Beaded apron (Garoua). At both ends, there two pieces of thick, twisted string, which have been knotted together half way down. At the end of the string is another knot, then three big white beads, which have been threaded onto the string. The string separates once more into three after this and these strings are threaded through red and blue beads. The string is secured to the garment with the use of yellow beads and blue knots. This string, at either end of the garment, secures the apron to the wearer. The main piece of the apron is formed from lots of tiny multicoloured beads threaded together. The general pattern of these beads takes the form of black panels, with multi coloured diamonds and white zig zags. The panels are separated by a block of beads of the same colour (orange, blue, yellow, red and green). The lines of thread that keep the beads in place can be seen on the reverse of the apron. In the middle of the apron is a panel of very small beads, threaded together to form multi-coloured diamonds. This panel is secured to the apron with stitches. At the bottom of the panel are white shells, secured with thread.

Collection Information

These objects are only a part of our collections, of which there are more than 350,000 objects. This information comes from our collections database. Some of this is incomplete and there may be errors. This part of the website is also still under construction, so there may be some fields repeated or incorrectly formatted information.

The database sometimes uses language taken from historical documents to help research, which may now appear outdated and even offensive. The database also includes information on objects that are considered secret or sacred by some communities.

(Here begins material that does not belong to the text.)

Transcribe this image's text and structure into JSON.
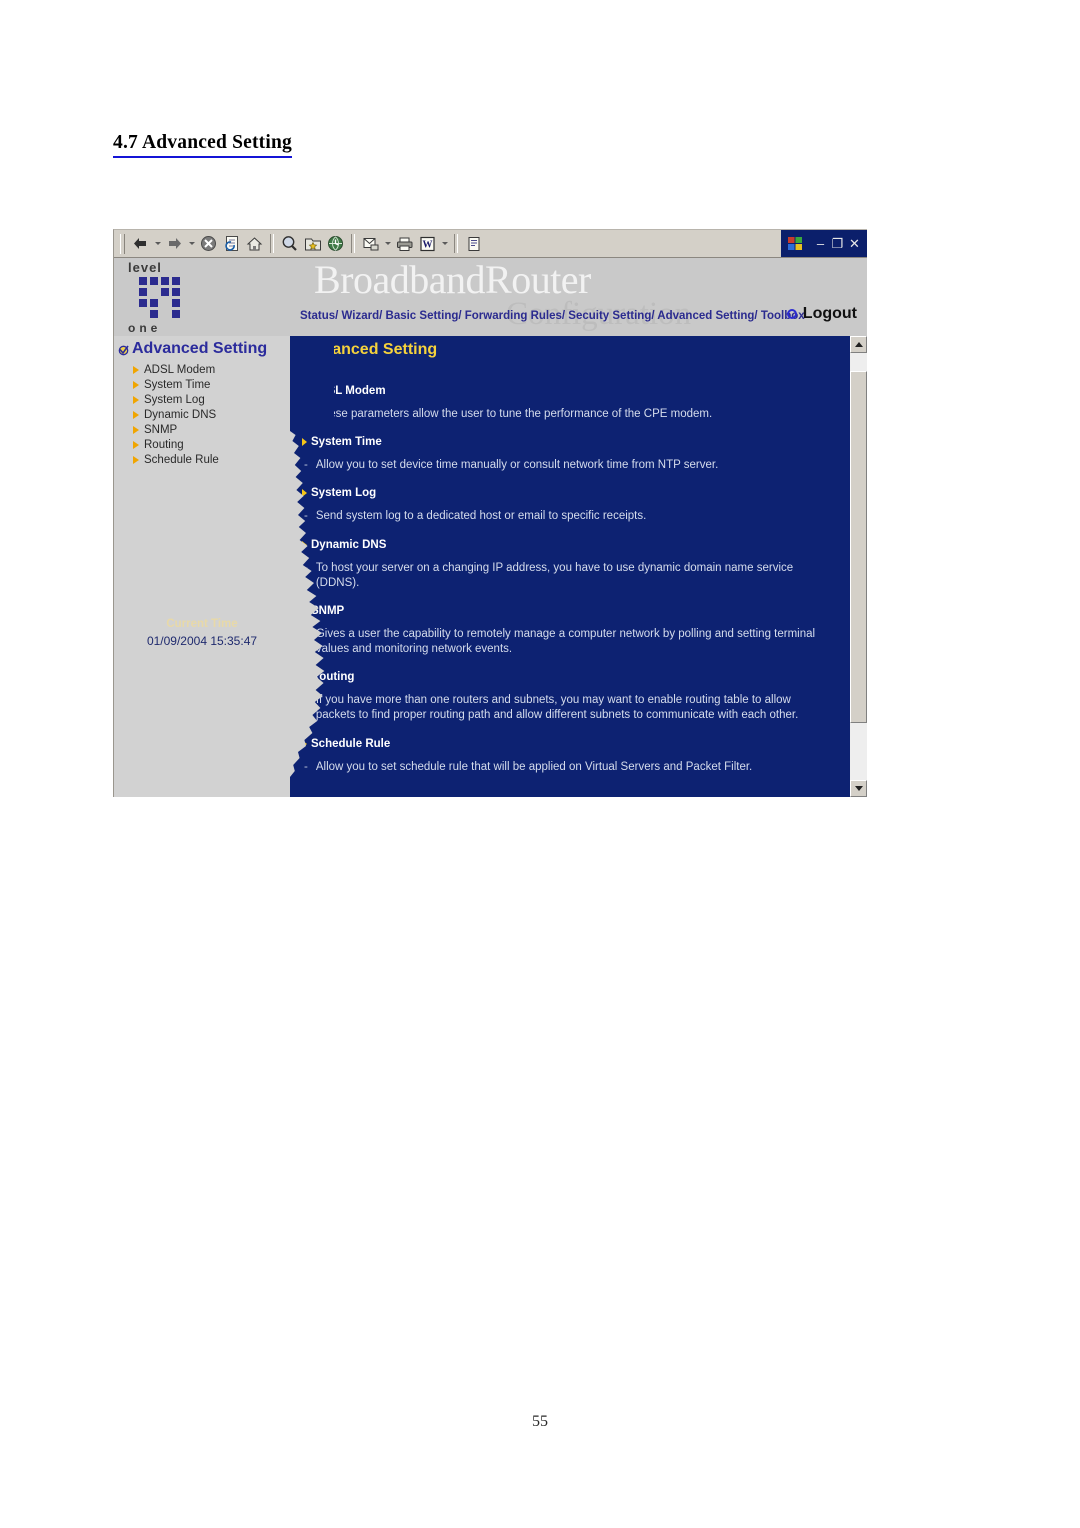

If you have any further information about objects in our collections or can suggest corrections to our information, please contact us: enquiry@horniman.ac.uk